→ Activity: Find the lines holding the string "label" in the data, then copy all of them.

→ Input for this task:

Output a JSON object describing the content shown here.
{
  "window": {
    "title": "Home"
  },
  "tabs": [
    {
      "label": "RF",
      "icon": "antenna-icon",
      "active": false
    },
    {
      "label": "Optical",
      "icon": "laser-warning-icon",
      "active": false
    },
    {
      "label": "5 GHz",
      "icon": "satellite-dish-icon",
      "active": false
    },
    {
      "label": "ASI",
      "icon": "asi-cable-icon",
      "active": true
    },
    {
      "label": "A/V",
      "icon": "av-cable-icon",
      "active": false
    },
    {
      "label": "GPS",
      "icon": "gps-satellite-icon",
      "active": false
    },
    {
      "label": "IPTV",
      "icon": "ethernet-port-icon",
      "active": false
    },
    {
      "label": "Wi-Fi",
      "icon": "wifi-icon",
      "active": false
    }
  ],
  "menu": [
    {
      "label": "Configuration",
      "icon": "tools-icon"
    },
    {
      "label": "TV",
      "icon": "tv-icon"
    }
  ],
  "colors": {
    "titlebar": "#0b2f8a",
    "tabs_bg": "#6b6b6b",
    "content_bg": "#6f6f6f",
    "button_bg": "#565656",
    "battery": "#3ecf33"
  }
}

→ Solution:
      "label": "RF",
      "label": "Optical",
      "label": "5 GHz",
      "label": "ASI",
      "label": "A/V",
      "label": "GPS",
      "label": "IPTV",
      "label": "Wi-Fi",
      "label": "Configuration",
      "label": "TV",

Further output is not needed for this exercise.